Description of the task: Please print each entry below exactly as it reads.

START Information provided

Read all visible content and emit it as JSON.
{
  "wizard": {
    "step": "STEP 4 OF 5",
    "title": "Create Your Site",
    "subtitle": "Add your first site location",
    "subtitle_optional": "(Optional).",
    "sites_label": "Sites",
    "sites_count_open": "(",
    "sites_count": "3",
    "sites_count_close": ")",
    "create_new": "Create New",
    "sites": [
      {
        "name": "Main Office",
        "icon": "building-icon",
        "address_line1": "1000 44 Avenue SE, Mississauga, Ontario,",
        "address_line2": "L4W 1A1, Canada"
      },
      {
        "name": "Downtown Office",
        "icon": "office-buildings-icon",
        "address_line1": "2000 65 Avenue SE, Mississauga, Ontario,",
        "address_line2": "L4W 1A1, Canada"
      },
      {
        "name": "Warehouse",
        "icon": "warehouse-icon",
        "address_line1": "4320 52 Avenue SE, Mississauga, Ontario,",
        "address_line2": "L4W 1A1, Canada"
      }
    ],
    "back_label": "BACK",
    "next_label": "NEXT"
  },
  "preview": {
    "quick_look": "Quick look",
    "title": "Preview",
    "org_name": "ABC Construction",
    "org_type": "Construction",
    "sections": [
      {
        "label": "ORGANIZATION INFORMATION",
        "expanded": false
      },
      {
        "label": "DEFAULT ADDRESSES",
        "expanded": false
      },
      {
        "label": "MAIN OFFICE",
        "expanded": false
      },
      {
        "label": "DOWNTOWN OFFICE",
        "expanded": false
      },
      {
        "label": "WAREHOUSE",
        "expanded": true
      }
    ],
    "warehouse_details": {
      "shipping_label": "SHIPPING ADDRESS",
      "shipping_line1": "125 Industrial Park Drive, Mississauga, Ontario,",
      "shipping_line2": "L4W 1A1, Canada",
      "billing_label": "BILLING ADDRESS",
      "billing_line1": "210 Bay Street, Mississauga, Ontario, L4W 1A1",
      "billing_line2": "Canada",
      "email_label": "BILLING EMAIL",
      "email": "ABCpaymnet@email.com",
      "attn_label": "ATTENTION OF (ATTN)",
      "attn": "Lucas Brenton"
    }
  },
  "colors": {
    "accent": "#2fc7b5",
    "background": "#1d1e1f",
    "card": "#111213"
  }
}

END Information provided

Answer to the exercise:
Read all visible content and emit it as JSON.
{
  "wizard": {
    "step": "STEP 4 OF 5",
    "title": "Create Your Site",
    "subtitle": "Add your first site location",
    "subtitle_optional": "(Optional).",
    "sites_label": "Sites",
    "sites_count_open": "(",
    "sites_count": "3",
    "sites_count_close": ")",
    "create_new": "Create New",
    "sites": [
      {
        "name": "Main Office",
        "icon": "building-icon",
        "address_line1": "1000 44 Avenue SE, Mississauga, Ontario,",
        "address_line2": "L4W 1A1, Canada"
      },
      {
        "name": "Downtown Office",
        "icon": "office-buildings-icon",
        "address_line1": "2000 65 Avenue SE, Mississauga, Ontario,",
        "address_line2": "L4W 1A1, Canada"
      },
      {
        "name": "Warehouse",
        "icon": "warehouse-icon",
        "address_line1": "4320 52 Avenue SE, Mississauga, Ontario,",
        "address_line2": "L4W 1A1, Canada"
      }
    ],
    "back_label": "BACK",
    "next_label": "NEXT"
  },
  "preview": {
    "quick_look": "Quick look",
    "title": "Preview",
    "org_name": "ABC Construction",
    "org_type": "Construction",
    "sections": [
      {
        "label": "ORGANIZATION INFORMATION",
        "expanded": false
      },
      {
        "label": "DEFAULT ADDRESSES",
        "expanded": false
      },
      {
        "label": "MAIN OFFICE",
        "expanded": false
      },
      {
        "label": "DOWNTOWN OFFICE",
        "expanded": false
      },
      {
        "label": "WAREHOUSE",
        "expanded": true
      }
    ],
    "warehouse_details": {
      "shipping_label": "SHIPPING ADDRESS",
      "shipping_line1": "125 Industrial Park Drive, Mississauga, Ontario,",
      "shipping_line2": "L4W 1A1, Canada",
      "billing_label": "BILLING ADDRESS",
      "billing_line1": "210 Bay Street, Mississauga, Ontario, L4W 1A1",
      "billing_line2": "Canada",
      "email_label": "BILLING EMAIL",
      "email": "ABCpaymnet@email.com",
      "attn_label": "ATTENTION OF (ATTN)",
      "attn": "Lucas Brenton"
    }
  },
  "colors": {
    "accent": "#2fc7b5",
    "background": "#1d1e1f",
    "card": "#111213"
  }
}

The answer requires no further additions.